I dreamt of his death. But that didn’t make me the villain in this story. I did, though, long for the phone to ring. For someone to tell me of some terrible accident. A crash, maybe. But not an ordinary crash, I wanted a crash with fire. With heat that sizzled the paint off the car and the skin off his hands. Or a flood. Being swept along for miles, then hanging onto a tree branch, the current pulling relentlessly, remorselessly, his biceps burning, and knowing in that moment that his fingers slipped off, he would drink death.
I became the villain in the moment when I stopped dreaming of his death and began planning his death. The wishing away of someone, that can’t be such a mortal sin, can it? Because that is just a malevolent wish—perhaps that an overlarge boulder should ease itself loose from the edge of the cliff that overhung the road he drove on his way home and that it should happen at exactly the moment that would mean it would fall on him and him alone, with such force that his bones would splinter and pulverize and mix with his blood and skin and lung tissue. And that the ligaments that held his bones to bones, and the tendons adhering muscles to bones, should snap and pop audibly. Snap! Out loud!
But that was just a wish, and mere wishes are not plans, and wishes, especially wishes of such absurd specificity, are neither likely to come to pass, nor punishable, should they come to pass. The worst I would have been accused of, should he become muscle and tendon and bone porridge, was being prescient.
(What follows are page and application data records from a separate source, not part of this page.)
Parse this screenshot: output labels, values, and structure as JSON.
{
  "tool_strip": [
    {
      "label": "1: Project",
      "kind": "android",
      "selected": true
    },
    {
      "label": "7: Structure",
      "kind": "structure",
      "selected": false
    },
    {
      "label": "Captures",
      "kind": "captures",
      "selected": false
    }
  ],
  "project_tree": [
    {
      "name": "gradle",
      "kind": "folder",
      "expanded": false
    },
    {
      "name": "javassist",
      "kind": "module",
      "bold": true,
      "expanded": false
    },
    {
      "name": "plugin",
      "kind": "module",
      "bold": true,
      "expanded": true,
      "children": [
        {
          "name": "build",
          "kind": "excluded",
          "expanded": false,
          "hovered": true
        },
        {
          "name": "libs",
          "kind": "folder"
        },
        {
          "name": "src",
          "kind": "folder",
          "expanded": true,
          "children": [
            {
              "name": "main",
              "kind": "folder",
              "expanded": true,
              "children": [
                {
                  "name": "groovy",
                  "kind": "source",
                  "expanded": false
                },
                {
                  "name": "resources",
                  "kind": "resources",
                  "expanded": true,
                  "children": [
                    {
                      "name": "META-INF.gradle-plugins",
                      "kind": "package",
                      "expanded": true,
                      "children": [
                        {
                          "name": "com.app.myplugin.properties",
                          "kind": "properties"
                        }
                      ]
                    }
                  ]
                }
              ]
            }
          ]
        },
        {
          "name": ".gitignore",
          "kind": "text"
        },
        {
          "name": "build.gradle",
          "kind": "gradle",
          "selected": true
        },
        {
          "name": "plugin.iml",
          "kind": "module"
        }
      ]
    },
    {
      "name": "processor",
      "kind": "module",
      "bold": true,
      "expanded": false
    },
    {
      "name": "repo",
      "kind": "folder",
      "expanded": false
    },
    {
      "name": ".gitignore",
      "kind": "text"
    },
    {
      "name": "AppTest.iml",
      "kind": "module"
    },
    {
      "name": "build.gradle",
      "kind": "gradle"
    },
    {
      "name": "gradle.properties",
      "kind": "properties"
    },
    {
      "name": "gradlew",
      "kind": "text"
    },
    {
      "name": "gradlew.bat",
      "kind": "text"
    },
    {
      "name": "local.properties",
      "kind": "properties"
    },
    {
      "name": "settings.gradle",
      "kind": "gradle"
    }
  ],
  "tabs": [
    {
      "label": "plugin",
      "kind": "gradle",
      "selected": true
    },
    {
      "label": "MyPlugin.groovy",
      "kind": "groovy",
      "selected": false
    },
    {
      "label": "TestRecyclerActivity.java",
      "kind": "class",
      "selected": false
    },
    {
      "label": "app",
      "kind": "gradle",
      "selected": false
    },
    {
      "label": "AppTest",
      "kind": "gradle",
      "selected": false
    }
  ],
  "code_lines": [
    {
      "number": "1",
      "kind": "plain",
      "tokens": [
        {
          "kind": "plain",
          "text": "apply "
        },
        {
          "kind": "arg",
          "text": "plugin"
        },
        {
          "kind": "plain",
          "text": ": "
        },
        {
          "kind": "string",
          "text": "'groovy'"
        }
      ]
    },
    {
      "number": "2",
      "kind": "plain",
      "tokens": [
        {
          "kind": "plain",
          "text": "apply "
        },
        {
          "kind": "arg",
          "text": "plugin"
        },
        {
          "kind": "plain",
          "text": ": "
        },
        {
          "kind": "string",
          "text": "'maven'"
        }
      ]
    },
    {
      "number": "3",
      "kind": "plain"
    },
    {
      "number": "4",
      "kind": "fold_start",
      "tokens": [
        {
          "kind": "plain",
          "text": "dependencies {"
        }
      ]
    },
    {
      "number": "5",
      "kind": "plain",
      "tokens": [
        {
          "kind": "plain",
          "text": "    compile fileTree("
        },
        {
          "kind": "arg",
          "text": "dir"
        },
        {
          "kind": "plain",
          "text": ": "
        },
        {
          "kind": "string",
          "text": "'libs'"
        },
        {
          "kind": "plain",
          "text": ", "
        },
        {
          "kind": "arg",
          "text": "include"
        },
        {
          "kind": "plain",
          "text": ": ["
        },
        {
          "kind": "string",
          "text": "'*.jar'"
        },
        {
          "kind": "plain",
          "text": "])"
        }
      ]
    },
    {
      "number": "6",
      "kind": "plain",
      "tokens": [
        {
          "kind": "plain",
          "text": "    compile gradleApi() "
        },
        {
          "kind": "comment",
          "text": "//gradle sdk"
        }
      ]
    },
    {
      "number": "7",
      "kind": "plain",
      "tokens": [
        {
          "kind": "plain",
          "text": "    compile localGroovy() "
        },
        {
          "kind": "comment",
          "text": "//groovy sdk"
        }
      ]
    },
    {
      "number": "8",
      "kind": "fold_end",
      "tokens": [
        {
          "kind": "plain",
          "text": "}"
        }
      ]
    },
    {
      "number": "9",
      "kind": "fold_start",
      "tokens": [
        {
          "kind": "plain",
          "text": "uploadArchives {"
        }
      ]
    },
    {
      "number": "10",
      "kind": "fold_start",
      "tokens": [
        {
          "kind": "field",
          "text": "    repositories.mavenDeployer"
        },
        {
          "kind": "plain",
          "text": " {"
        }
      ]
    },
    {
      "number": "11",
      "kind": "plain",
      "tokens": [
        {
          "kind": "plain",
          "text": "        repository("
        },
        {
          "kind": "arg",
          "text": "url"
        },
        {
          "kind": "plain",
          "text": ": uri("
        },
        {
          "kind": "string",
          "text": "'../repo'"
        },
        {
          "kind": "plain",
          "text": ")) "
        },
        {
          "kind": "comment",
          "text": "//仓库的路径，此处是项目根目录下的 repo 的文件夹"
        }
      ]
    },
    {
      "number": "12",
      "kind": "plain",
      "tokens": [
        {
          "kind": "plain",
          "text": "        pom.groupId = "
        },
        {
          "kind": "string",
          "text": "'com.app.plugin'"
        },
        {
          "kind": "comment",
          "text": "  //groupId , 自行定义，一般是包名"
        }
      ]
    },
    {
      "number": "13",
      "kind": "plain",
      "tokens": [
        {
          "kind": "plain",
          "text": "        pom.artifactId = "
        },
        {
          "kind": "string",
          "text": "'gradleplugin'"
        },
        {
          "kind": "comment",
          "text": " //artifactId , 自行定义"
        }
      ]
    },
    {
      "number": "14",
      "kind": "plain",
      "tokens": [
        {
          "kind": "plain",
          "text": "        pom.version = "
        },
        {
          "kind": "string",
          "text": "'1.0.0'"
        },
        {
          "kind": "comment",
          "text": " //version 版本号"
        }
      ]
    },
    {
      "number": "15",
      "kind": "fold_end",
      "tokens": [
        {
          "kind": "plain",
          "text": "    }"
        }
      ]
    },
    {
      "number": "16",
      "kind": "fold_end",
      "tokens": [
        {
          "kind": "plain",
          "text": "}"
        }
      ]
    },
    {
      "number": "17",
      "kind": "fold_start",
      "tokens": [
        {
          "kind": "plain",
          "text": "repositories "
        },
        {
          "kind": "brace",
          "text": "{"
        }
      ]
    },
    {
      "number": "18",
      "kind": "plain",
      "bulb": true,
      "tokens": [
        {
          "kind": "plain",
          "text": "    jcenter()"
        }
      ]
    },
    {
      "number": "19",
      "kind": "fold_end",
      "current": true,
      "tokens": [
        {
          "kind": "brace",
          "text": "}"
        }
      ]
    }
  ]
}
When I began designing ways that my wishes might be brought about, that was the moment I gave over to the darkness and became the fishwife, foul-speaking murder. No longer were these just gruesome and poetic wishes, but instead, they became crude and inelegant plans, as if I were trying to build a life raft from broken kitchen chairs, long braids cut from the heads of little blonde girls, and the damp boxes that lettuce is delivered in. That was when I gave over to the darkness.